• **EXERCISE**:
Check each line of the material that follows, and copy those holding the string "Educação".

RECORDS SUPPLIED: Begin

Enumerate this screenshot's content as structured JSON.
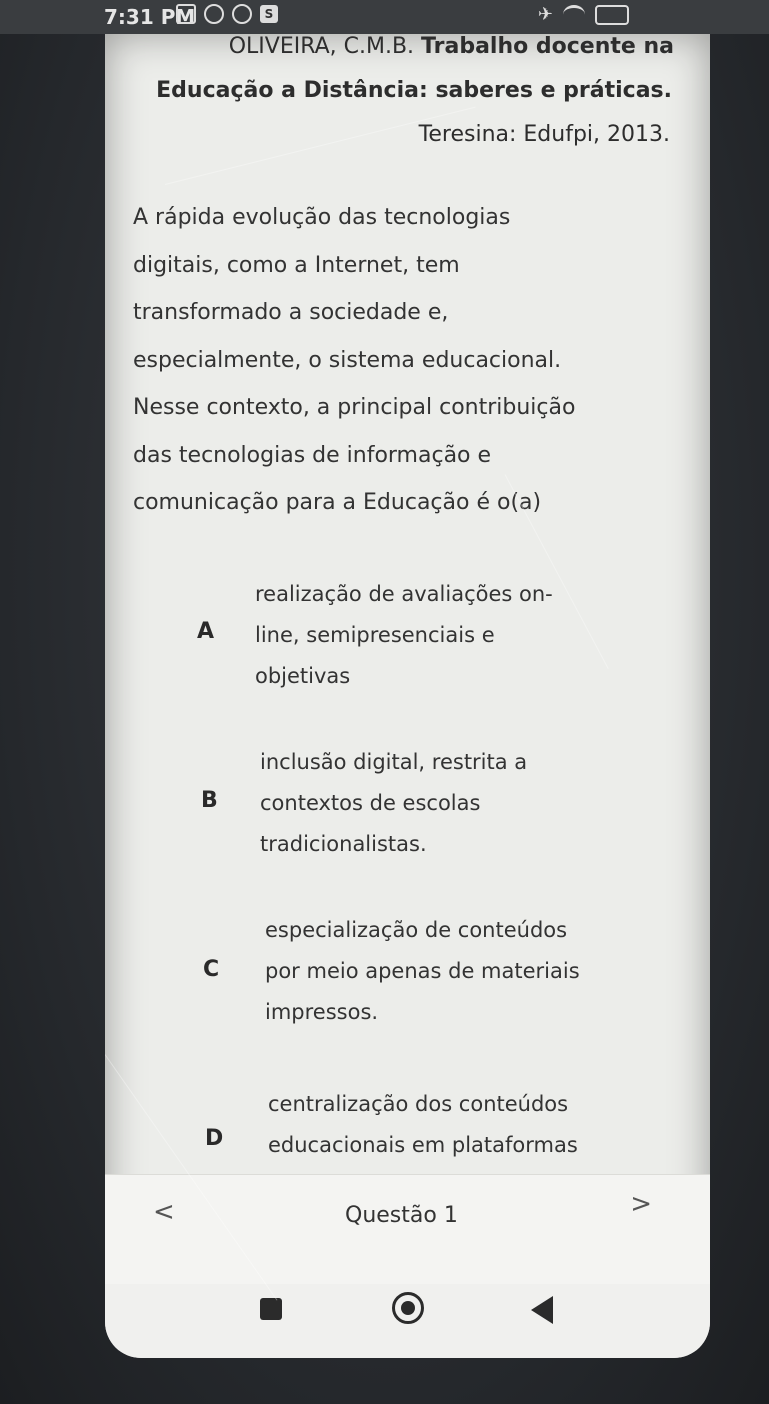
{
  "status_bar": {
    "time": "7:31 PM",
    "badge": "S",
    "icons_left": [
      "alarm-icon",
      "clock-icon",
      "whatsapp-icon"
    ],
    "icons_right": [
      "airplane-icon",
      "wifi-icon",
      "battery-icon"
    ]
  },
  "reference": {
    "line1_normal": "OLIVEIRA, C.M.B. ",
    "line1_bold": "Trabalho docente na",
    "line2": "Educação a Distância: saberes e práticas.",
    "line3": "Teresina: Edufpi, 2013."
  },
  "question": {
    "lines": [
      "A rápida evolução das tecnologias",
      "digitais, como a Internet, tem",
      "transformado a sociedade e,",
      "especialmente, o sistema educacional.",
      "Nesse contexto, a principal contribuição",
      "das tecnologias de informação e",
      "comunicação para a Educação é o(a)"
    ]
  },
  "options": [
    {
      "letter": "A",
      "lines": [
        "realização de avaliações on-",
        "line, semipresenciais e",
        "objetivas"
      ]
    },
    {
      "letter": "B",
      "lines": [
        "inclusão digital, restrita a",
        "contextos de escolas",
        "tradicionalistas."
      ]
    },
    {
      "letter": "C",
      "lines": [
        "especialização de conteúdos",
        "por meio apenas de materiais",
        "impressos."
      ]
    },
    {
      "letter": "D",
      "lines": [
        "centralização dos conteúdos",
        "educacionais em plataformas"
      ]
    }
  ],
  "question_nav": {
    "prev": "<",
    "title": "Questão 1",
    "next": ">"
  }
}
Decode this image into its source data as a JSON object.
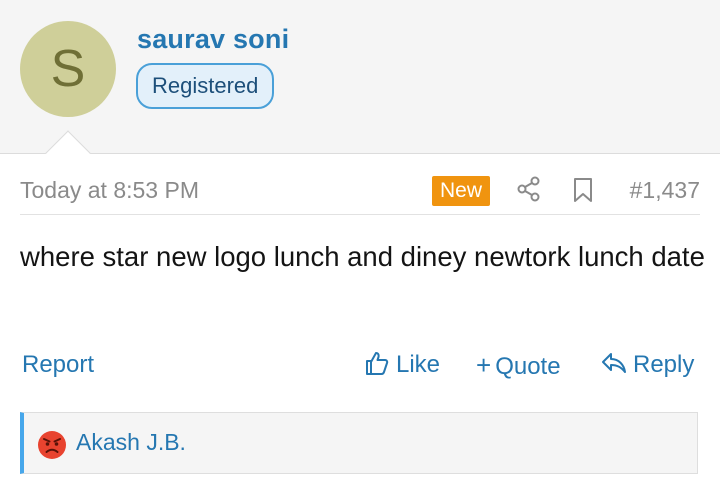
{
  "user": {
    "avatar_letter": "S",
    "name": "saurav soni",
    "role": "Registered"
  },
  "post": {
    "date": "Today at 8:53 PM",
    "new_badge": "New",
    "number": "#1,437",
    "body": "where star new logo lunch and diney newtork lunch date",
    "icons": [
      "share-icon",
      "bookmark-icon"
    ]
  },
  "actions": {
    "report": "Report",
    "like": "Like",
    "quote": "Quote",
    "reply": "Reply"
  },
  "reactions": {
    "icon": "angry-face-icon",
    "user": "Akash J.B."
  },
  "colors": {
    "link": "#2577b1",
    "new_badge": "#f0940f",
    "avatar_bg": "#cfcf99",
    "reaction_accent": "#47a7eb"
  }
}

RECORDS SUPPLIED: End

• **RESULT OF THE TASK**:
    "line2": "Educação a Distância: saberes e práticas.",
      "comunicação para a Educação é o(a)"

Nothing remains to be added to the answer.